A group of 11 doctors has revealed what happened to those that had the Moderna COVID-19 vaccine. The Moderna COVID-19 vaccine is causing some people to develop patches of inflamed skin and rashes around the injection site as shown in the image below.
The doctors made their research on at least 12 patients and they found large, red patches of skin which some say is itchy, painful, or can be raised.
Moderna’s vaccine which caused the rashes has been approved by drug regulators in the US, UK, and EU for emergency approval and is being administered in the US and EU while the UK is scheduled to receive its first doses of the US-made vaccine in the coming weeks.

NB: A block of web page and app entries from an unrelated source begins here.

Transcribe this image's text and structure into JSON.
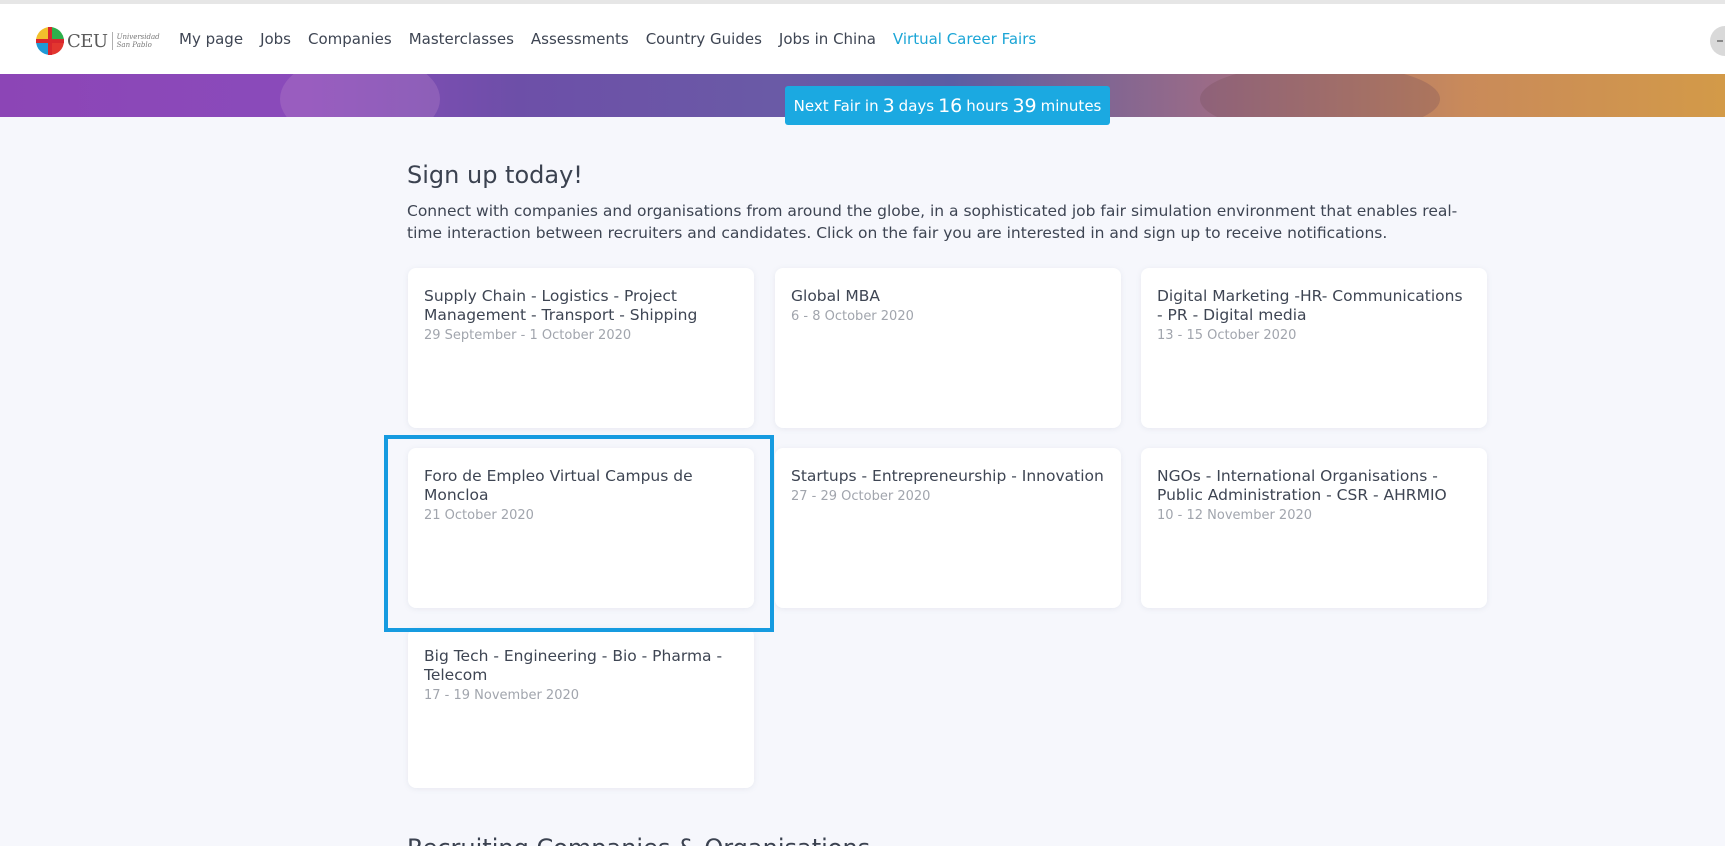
{
  "logo": {
    "text": "CEU",
    "sub_line1": "Universidad",
    "sub_line2": "San Pablo"
  },
  "nav": [
    {
      "label": "My page",
      "active": false
    },
    {
      "label": "Jobs",
      "active": false
    },
    {
      "label": "Companies",
      "active": false
    },
    {
      "label": "Masterclasses",
      "active": false
    },
    {
      "label": "Assessments",
      "active": false
    },
    {
      "label": "Country Guides",
      "active": false
    },
    {
      "label": "Jobs in China",
      "active": false
    },
    {
      "label": "Virtual Career Fairs",
      "active": true
    }
  ],
  "countdown": {
    "prefix": "Next Fair in",
    "days": "3",
    "days_label": "days",
    "hours": "16",
    "hours_label": "hours",
    "minutes": "39",
    "minutes_label": "minutes"
  },
  "main": {
    "heading": "Sign up today!",
    "intro": "Connect with companies and organisations from around the globe, in a sophisticated job fair simulation environment that enables real-time interaction between recruiters and candidates. Click on the fair you are interested in and sign up to receive notifications.",
    "next_heading": "Recruiting Companies & Organisations"
  },
  "fairs": [
    {
      "title": "Supply Chain - Logistics - Project Management - Transport - Shipping",
      "date": "29 September - 1 October 2020"
    },
    {
      "title": "Global MBA",
      "date": "6 - 8 October 2020"
    },
    {
      "title": "Digital Marketing -HR- Communications - PR - Digital media",
      "date": "13 - 15 October 2020"
    },
    {
      "title": "Foro de Empleo Virtual Campus de Moncloa",
      "date": "21 October 2020"
    },
    {
      "title": "Startups - Entrepreneurship - Innovation",
      "date": "27 - 29 October 2020"
    },
    {
      "title": "NGOs - International Organisations - Public Administration - CSR - AHRMIO",
      "date": "10 - 12 November 2020"
    },
    {
      "title": "Big Tech - Engineering - Bio - Pharma - Telecom",
      "date": "17 - 19 November 2020"
    }
  ],
  "colors": {
    "accent": "#1ba9e1",
    "highlight_border": "#169be0",
    "page_bg": "#f6f7fc"
  }
}
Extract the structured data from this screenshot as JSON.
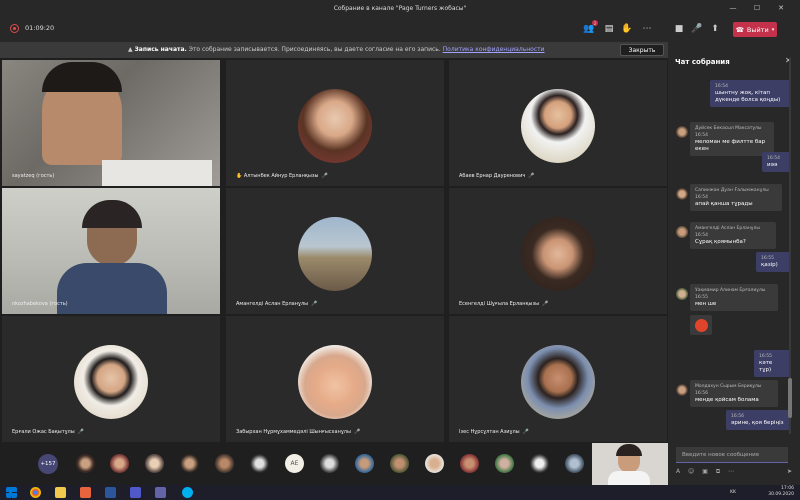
{
  "window": {
    "title": "Собрание в канале \"Page Turners жобасы\""
  },
  "toolbar": {
    "timer": "01:09:20",
    "participants_badge": "2",
    "leave_label": "Выйти",
    "icons": [
      "participants-icon",
      "chat-icon",
      "raise-hand-icon",
      "more-icon",
      "camera-icon",
      "mic-icon",
      "share-icon"
    ]
  },
  "notice": {
    "bold": "Запись начата.",
    "text": "Это собрание записывается. Присоединяясь, вы даете согласие на его запись.",
    "link": "Политика конфиденциальности",
    "close_label": "Закрыть"
  },
  "tiles": [
    {
      "name": "sayatzeq (гость)",
      "kind": "video"
    },
    {
      "name": "Алтынбек Айнур Ерланқызы",
      "kind": "avatar",
      "hand": true
    },
    {
      "name": "Абаев Ернар Дауренович",
      "kind": "avatar"
    },
    {
      "name": "nkozhabekova (гость)",
      "kind": "video"
    },
    {
      "name": "Амангелді Аслан Ерланұлы",
      "kind": "avatar"
    },
    {
      "name": "Есенгелді Шұғыла Ерланқызы",
      "kind": "avatar"
    },
    {
      "name": "Ерғали Ожас Бақытұлы",
      "kind": "avatar"
    },
    {
      "name": "Забырхан Нұрмұхаммедәлі Шынғысханұлы",
      "kind": "avatar"
    },
    {
      "name": "Ізес Нұрсұлтан Азиұлы",
      "kind": "avatar"
    }
  ],
  "strip": {
    "more_count": "+157",
    "initials": "AE"
  },
  "chat": {
    "title": "Чат собрания",
    "messages": [
      {
        "mine": true,
        "time": "16:54",
        "text": "шынтну жоқ, кітап дүкенде болса қоңды)"
      },
      {
        "mine": false,
        "author": "Дүйсек Бекасыл Максатұлы",
        "time": "16:54",
        "text": "меломан ме филтте бар екен"
      },
      {
        "mine": true,
        "time": "16:54",
        "text": "иәә"
      },
      {
        "mine": false,
        "author": "Сапинжан Дуан Ғалымжанұлы",
        "time": "16:54",
        "text": "апай қанша тұрады"
      },
      {
        "mine": false,
        "author": "Амангелді Аслан Ерланұлы",
        "time": "16:54",
        "text": "Сұрақ қоямынба?"
      },
      {
        "mine": true,
        "time": "16:55",
        "text": "қазір)"
      },
      {
        "mine": false,
        "author": "Ұақмамир Алинам Ерғалиұлы",
        "time": "16:55",
        "text": "мен ше"
      },
      {
        "mine": true,
        "time": "16:55",
        "text": "кәте тұр)"
      },
      {
        "mine": false,
        "author": "Молдахун Сырым Бериқұлы",
        "time": "16:56",
        "text": "менде қойсам болама"
      },
      {
        "mine": true,
        "time": "16:56",
        "text": "әрине, қоя беріңіз"
      }
    ],
    "compose_placeholder": "Введите новое сообщение"
  },
  "taskbar": {
    "lang": "KK",
    "time": "17:06",
    "date": "30.09.2020"
  }
}
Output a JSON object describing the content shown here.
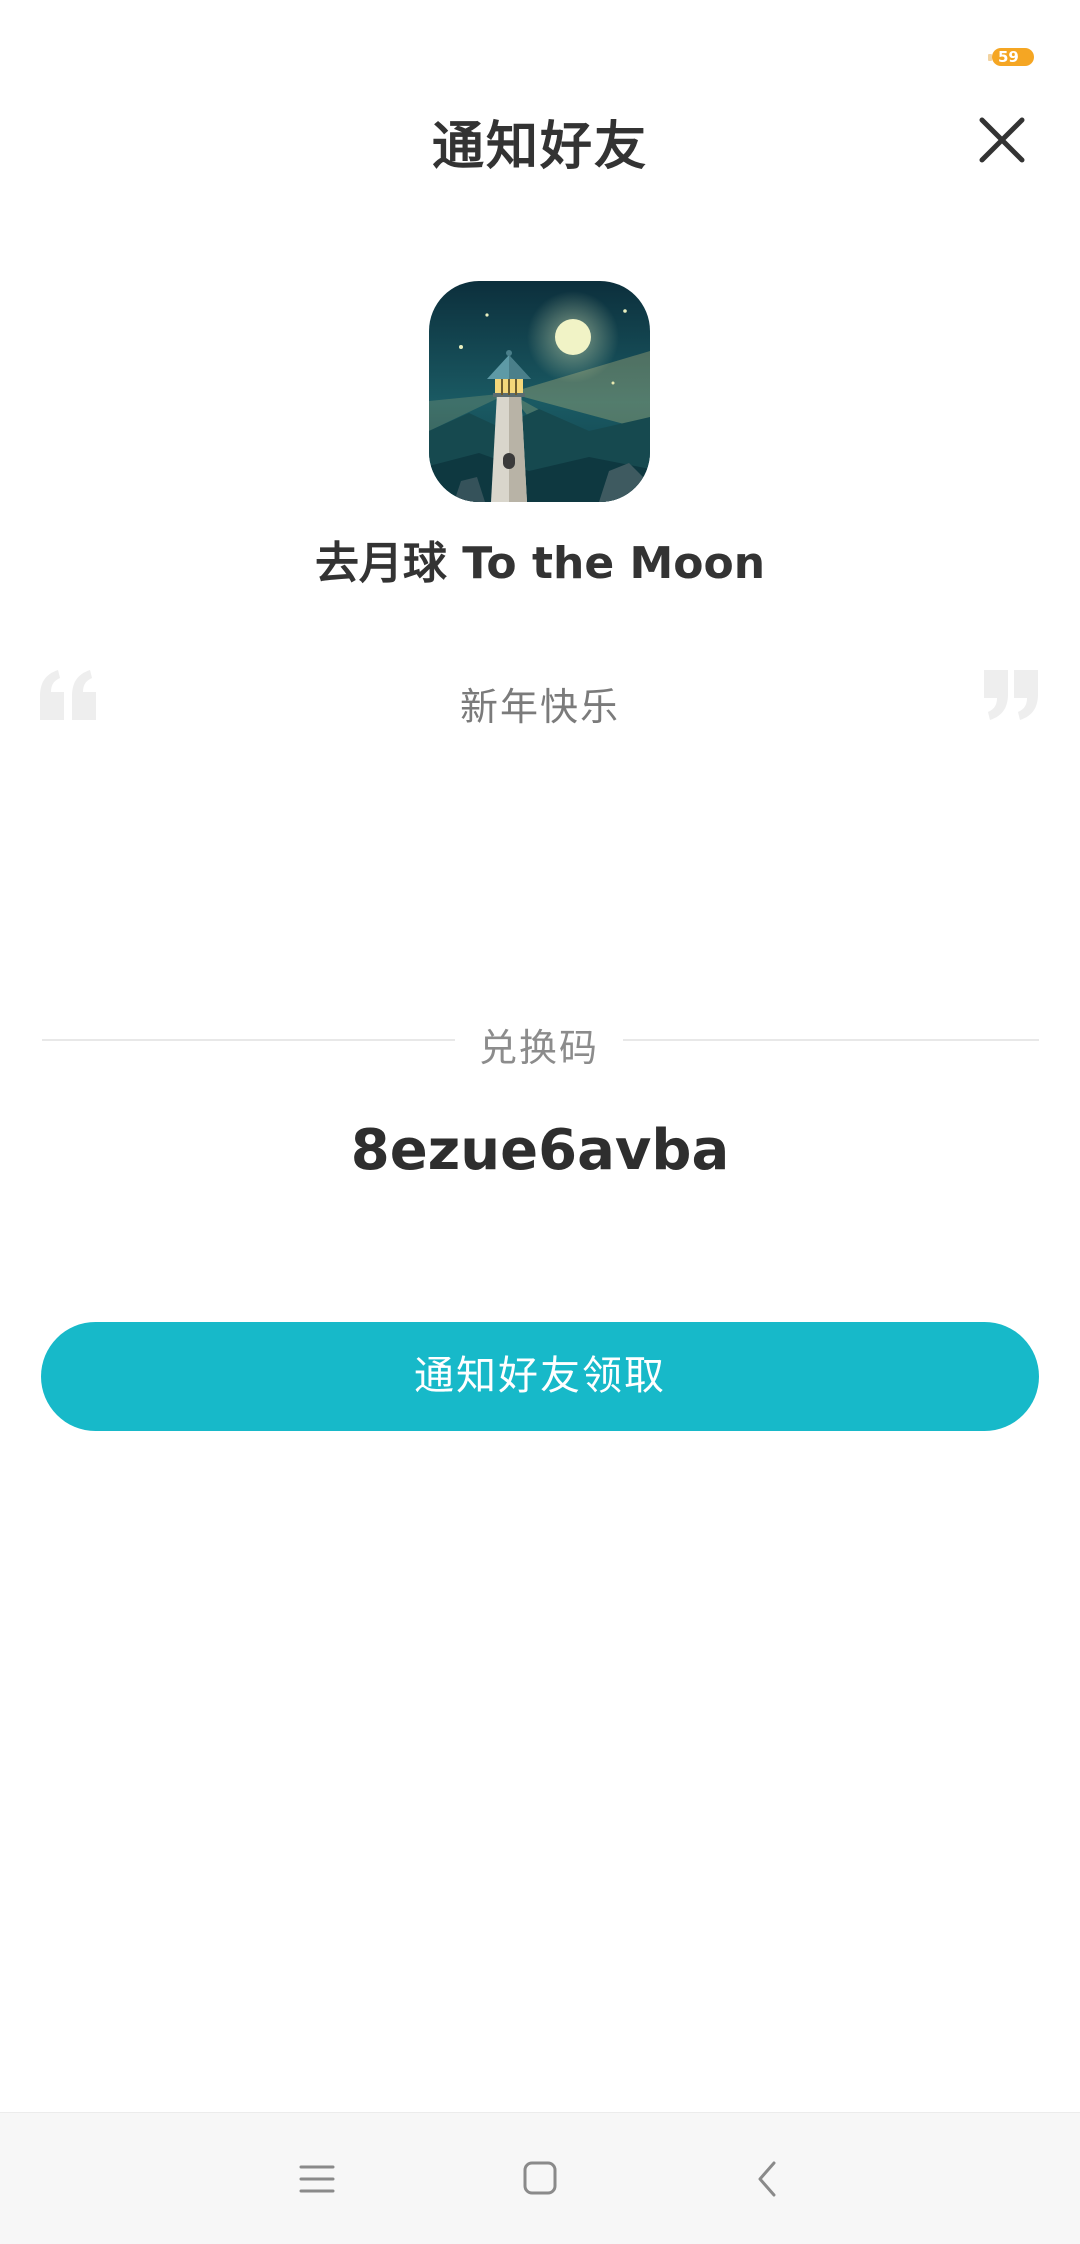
{
  "status_bar": {
    "battery_level": "59"
  },
  "header": {
    "title": "通知好友",
    "close_icon": "close-icon"
  },
  "app": {
    "name": "去月球 To the Moon",
    "icon": "lighthouse-app-icon"
  },
  "message": {
    "text": "新年快乐",
    "quote_open_icon": "quote-open-icon",
    "quote_close_icon": "quote-close-icon"
  },
  "code": {
    "label": "兑换码",
    "value": "8ezue6avba"
  },
  "action": {
    "button_label": "通知好友领取"
  },
  "colors": {
    "accent": "#17b9c9",
    "title_text": "#333333",
    "secondary_text": "#8c8c8c",
    "battery": "#f5a623"
  },
  "navigation_bar": {
    "menu_icon": "menu-icon",
    "home_icon": "home-icon",
    "back_icon": "back-icon"
  }
}
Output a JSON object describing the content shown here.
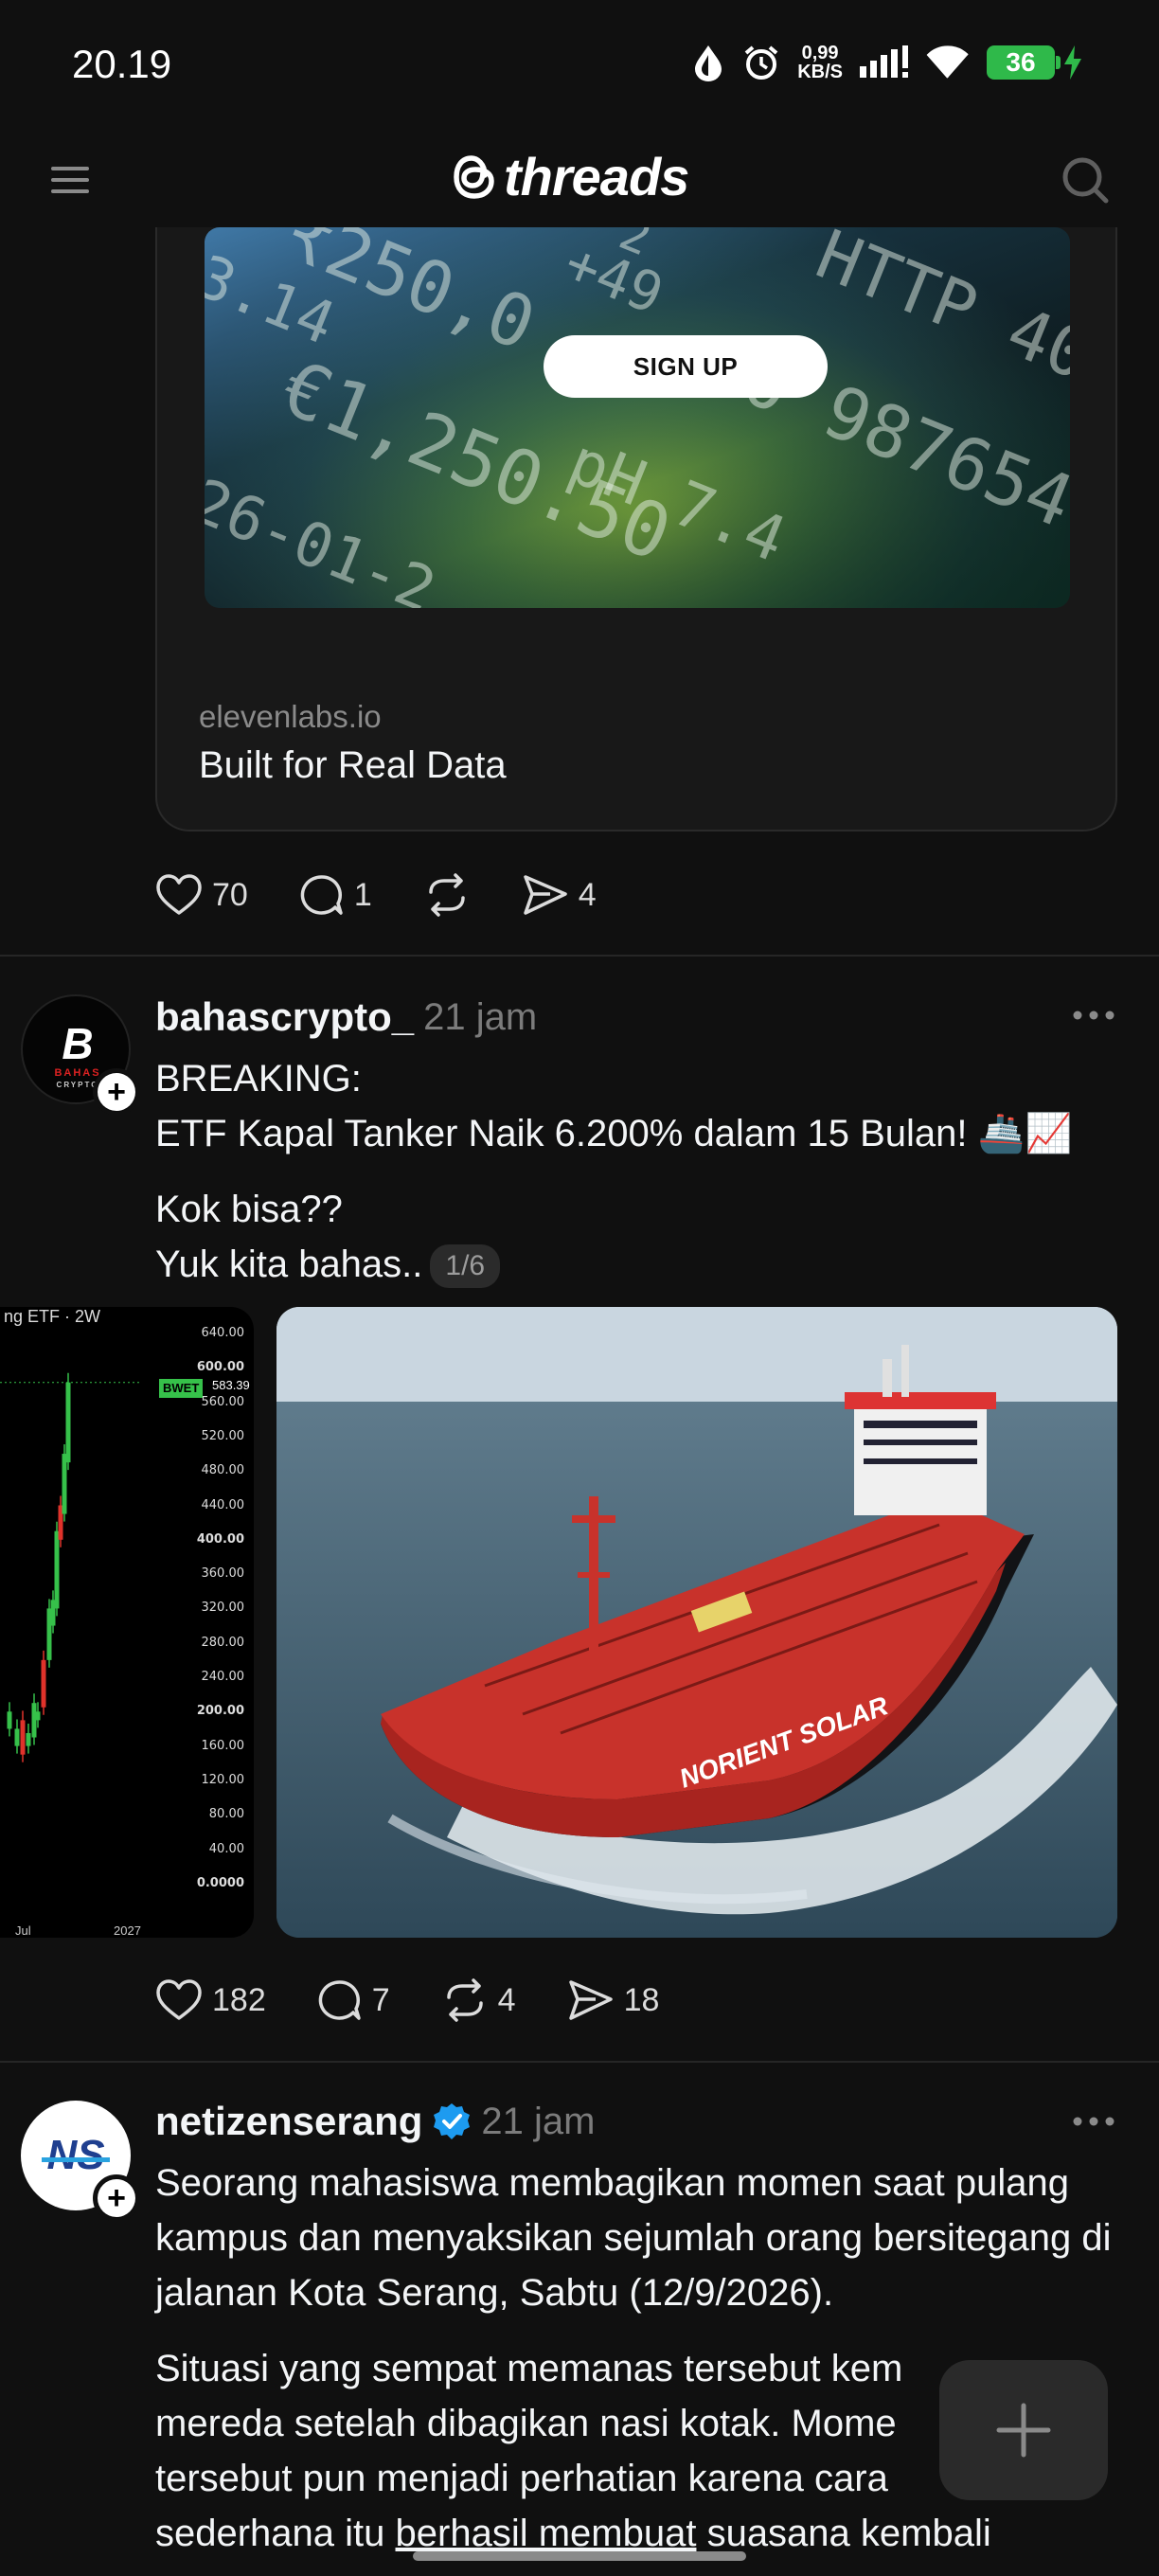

The Moderna vaccine is an mRNA jab similar in design to that made by Pfizer and BioNTech. It includes a tiny piece of coronavirus genetic material, called mRNA, which inserts itself into cells and tricks them into making a copy of COVID’S spike protein. This mechanism activates the immune system which learns how to fight off the virus while only actually fending off its cells adorned with a SARS-CoV-2 disguise. As a result, the majority of side-effects are not from a mild case of the coronavirus but due to the body’s reaction and the immune system working. (Source:dailymail.co.uk)
According to experts opinion, it is believed that skin rashes are caused by a delayed allergic immune response that is commonly seen in most drug reactions.
A letter has been written by the 11 doctors to the New England Journal of Medicine with their observations on 12 patients who experienced a rash from the jab.
Although all 12 were treated and resolved, which took an average of six days to clear up, they were also encouraged to get their second jab, and did so, completing their immunization against COVID-19.
Three patients had the same reaction after their second dose, while three reacted with lesser severity. Half the cohort did not react to their follow-up.
The lead author of the letter; Dr. Kimberly Blumenthal from Massachusetts General Hospital, says,
‘Whether you’ve experienced a rash at the injection site right away or this delayed skin reaction, neither condition should prevent you from getting the second dose of the vaccine. Our immediate goal is to make physicians and other care providers aware of this possible delayed reaction, so they are not alarmed, but instead well-informed and equipped to advise their patients accordingly.’
Dr. Esther Freeman, director of Global Health Dermatology at MGH and co-author of the NEJM letter, explained: ‘For most people who are experiencing this, we believe it’s tied to the body’s immune system going to work.
The researchers caution that the rashes should not be confused for skin infections.
‘Delayed cutaneous hypersensitivity could be confused – by clinicians and patients alike – with a skin infection,’ says letter co-author Dr. Erica Shenoy.
‘These types of reactions, however, are not infectious and thus should not be treated with antibiotics. Overall, this data is reassuring and should not discourage people from getting the vaccine.’
Have you taken your COVID-19 Vaccine? Did you have any of the listed reactions/ observations or another reaction? Kindly share with us, let’s learn how long it took and how you were able to suppress it.